» Task to carry out
Return the data below in full, matching every line exactly.

Dataset rows describing interfaces
▽

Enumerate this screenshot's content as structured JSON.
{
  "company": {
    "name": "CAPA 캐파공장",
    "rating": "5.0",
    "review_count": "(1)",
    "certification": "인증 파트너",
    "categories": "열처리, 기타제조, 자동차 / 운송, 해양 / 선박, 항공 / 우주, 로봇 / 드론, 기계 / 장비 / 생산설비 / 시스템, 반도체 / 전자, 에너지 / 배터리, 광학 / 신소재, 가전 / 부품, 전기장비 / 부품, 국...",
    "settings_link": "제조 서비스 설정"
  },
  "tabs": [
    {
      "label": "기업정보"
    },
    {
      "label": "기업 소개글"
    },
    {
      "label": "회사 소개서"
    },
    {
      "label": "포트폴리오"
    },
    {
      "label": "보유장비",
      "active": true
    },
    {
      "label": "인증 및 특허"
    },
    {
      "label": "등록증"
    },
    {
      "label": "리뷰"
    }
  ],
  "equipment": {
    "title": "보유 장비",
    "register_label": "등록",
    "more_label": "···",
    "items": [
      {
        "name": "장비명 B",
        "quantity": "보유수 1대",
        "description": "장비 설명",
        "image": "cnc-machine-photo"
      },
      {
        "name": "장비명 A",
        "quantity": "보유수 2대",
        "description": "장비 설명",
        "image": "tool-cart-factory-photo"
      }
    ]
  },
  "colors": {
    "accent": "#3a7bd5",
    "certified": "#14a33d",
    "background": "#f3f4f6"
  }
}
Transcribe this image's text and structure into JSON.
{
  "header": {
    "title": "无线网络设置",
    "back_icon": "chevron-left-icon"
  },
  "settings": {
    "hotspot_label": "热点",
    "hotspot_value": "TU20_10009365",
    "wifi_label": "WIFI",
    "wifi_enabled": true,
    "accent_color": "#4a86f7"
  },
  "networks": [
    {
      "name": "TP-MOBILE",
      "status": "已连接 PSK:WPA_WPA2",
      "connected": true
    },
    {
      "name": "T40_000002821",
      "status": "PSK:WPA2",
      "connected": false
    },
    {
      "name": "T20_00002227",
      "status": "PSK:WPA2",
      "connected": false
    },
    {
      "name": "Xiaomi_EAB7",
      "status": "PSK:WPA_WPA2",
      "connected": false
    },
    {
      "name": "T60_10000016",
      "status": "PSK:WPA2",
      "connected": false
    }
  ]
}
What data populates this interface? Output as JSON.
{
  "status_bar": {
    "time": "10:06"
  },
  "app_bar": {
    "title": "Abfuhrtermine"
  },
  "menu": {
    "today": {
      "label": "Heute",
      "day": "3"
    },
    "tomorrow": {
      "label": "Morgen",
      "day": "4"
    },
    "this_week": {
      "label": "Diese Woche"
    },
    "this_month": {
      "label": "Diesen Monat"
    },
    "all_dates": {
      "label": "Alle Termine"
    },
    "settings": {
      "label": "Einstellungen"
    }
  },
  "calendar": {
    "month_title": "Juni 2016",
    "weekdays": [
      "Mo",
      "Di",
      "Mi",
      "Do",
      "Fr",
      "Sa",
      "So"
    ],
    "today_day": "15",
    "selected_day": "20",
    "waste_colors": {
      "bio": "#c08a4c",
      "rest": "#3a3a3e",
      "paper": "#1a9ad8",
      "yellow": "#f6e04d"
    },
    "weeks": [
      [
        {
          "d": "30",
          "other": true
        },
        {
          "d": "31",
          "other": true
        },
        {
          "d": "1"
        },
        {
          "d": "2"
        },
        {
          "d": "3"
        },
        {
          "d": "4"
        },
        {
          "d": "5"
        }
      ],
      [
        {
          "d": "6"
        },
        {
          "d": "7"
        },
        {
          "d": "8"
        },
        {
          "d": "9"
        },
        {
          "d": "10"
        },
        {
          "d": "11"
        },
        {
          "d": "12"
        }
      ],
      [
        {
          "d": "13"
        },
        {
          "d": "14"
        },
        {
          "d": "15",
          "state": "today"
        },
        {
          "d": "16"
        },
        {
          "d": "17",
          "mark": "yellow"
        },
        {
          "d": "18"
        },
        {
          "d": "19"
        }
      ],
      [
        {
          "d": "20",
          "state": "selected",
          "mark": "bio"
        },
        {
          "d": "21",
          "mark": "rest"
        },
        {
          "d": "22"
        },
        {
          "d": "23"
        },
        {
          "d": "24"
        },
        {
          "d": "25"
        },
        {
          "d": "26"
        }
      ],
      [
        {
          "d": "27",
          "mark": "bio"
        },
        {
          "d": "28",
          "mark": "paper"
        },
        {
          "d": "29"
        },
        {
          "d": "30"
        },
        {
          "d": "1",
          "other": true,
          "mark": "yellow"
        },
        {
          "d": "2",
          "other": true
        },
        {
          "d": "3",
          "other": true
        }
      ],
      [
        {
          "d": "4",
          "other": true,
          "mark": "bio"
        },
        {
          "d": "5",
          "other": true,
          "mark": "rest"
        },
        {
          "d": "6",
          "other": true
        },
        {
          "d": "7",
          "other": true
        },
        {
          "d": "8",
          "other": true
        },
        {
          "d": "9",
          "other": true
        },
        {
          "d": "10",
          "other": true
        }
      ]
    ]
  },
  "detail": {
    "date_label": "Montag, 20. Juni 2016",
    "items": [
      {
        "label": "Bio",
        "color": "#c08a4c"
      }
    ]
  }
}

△

» Written solution
Enumerate this screenshot's content as structured JSON.
{
  "company": {
    "name": "CAPA 캐파공장",
    "rating": "5.0",
    "review_count": "(1)",
    "certification": "인증 파트너",
    "categories": "열처리, 기타제조, 자동차 / 운송, 해양 / 선박, 항공 / 우주, 로봇 / 드론, 기계 / 장비 / 생산설비 / 시스템, 반도체 / 전자, 에너지 / 배터리, 광학 / 신소재, 가전 / 부품, 전기장비 / 부품, 국...",
    "settings_link": "제조 서비스 설정"
  },
  "tabs": [
    {
      "label": "기업정보"
    },
    {
      "label": "기업 소개글"
    },
    {
      "label": "회사 소개서"
    },
    {
      "label": "포트폴리오"
    },
    {
      "label": "보유장비",
      "active": true
    },
    {
      "label": "인증 및 특허"
    },
    {
      "label": "등록증"
    },
    {
      "label": "리뷰"
    }
  ],
  "equipment": {
    "title": "보유 장비",
    "register_label": "등록",
    "more_label": "···",
    "items": [
      {
        "name": "장비명 B",
        "quantity": "보유수 1대",
        "description": "장비 설명",
        "image": "cnc-machine-photo"
      },
      {
        "name": "장비명 A",
        "quantity": "보유수 2대",
        "description": "장비 설명",
        "image": "tool-cart-factory-photo"
      }
    ]
  },
  "colors": {
    "accent": "#3a7bd5",
    "certified": "#14a33d",
    "background": "#f3f4f6"
  }
}
Transcribe this image's text and structure into JSON.
{
  "header": {
    "title": "无线网络设置",
    "back_icon": "chevron-left-icon"
  },
  "settings": {
    "hotspot_label": "热点",
    "hotspot_value": "TU20_10009365",
    "wifi_label": "WIFI",
    "wifi_enabled": true,
    "accent_color": "#4a86f7"
  },
  "networks": [
    {
      "name": "TP-MOBILE",
      "status": "已连接 PSK:WPA_WPA2",
      "connected": true
    },
    {
      "name": "T40_000002821",
      "status": "PSK:WPA2",
      "connected": false
    },
    {
      "name": "T20_00002227",
      "status": "PSK:WPA2",
      "connected": false
    },
    {
      "name": "Xiaomi_EAB7",
      "status": "PSK:WPA_WPA2",
      "connected": false
    },
    {
      "name": "T60_10000016",
      "status": "PSK:WPA2",
      "connected": false
    }
  ]
}
What data populates this interface? Output as JSON.
{
  "status_bar": {
    "time": "10:06"
  },
  "app_bar": {
    "title": "Abfuhrtermine"
  },
  "menu": {
    "today": {
      "label": "Heute",
      "day": "3"
    },
    "tomorrow": {
      "label": "Morgen",
      "day": "4"
    },
    "this_week": {
      "label": "Diese Woche"
    },
    "this_month": {
      "label": "Diesen Monat"
    },
    "all_dates": {
      "label": "Alle Termine"
    },
    "settings": {
      "label": "Einstellungen"
    }
  },
  "calendar": {
    "month_title": "Juni 2016",
    "weekdays": [
      "Mo",
      "Di",
      "Mi",
      "Do",
      "Fr",
      "Sa",
      "So"
    ],
    "today_day": "15",
    "selected_day": "20",
    "waste_colors": {
      "bio": "#c08a4c",
      "rest": "#3a3a3e",
      "paper": "#1a9ad8",
      "yellow": "#f6e04d"
    },
    "weeks": [
      [
        {
          "d": "30",
          "other": true
        },
        {
          "d": "31",
          "other": true
        },
        {
          "d": "1"
        },
        {
          "d": "2"
        },
        {
          "d": "3"
        },
        {
          "d": "4"
        },
        {
          "d": "5"
        }
      ],
      [
        {
          "d": "6"
        },
        {
          "d": "7"
        },
        {
          "d": "8"
        },
        {
          "d": "9"
        },
        {
          "d": "10"
        },
        {
          "d": "11"
        },
        {
          "d": "12"
        }
      ],
      [
        {
          "d": "13"
        },
        {
          "d": "14"
        },
        {
          "d": "15",
          "state": "today"
        },
        {
          "d": "16"
        },
        {
          "d": "17",
          "mark": "yellow"
        },
        {
          "d": "18"
        },
        {
          "d": "19"
        }
      ],
      [
        {
          "d": "20",
          "state": "selected",
          "mark": "bio"
        },
        {
          "d": "21",
          "mark": "rest"
        },
        {
          "d": "22"
        },
        {
          "d": "23"
        },
        {
          "d": "24"
        },
        {
          "d": "25"
        },
        {
          "d": "26"
        }
      ],
      [
        {
          "d": "27",
          "mark": "bio"
        },
        {
          "d": "28",
          "mark": "paper"
        },
        {
          "d": "29"
        },
        {
          "d": "30"
        },
        {
          "d": "1",
          "other": true,
          "mark": "yellow"
        },
        {
          "d": "2",
          "other": true
        },
        {
          "d": "3",
          "other": true
        }
      ],
      [
        {
          "d": "4",
          "other": true,
          "mark": "bio"
        },
        {
          "d": "5",
          "other": true,
          "mark": "rest"
        },
        {
          "d": "6",
          "other": true
        },
        {
          "d": "7",
          "other": true
        },
        {
          "d": "8",
          "other": true
        },
        {
          "d": "9",
          "other": true
        },
        {
          "d": "10",
          "other": true
        }
      ]
    ]
  },
  "detail": {
    "date_label": "Montag, 20. Juni 2016",
    "items": [
      {
        "label": "Bio",
        "color": "#c08a4c"
      }
    ]
  }
}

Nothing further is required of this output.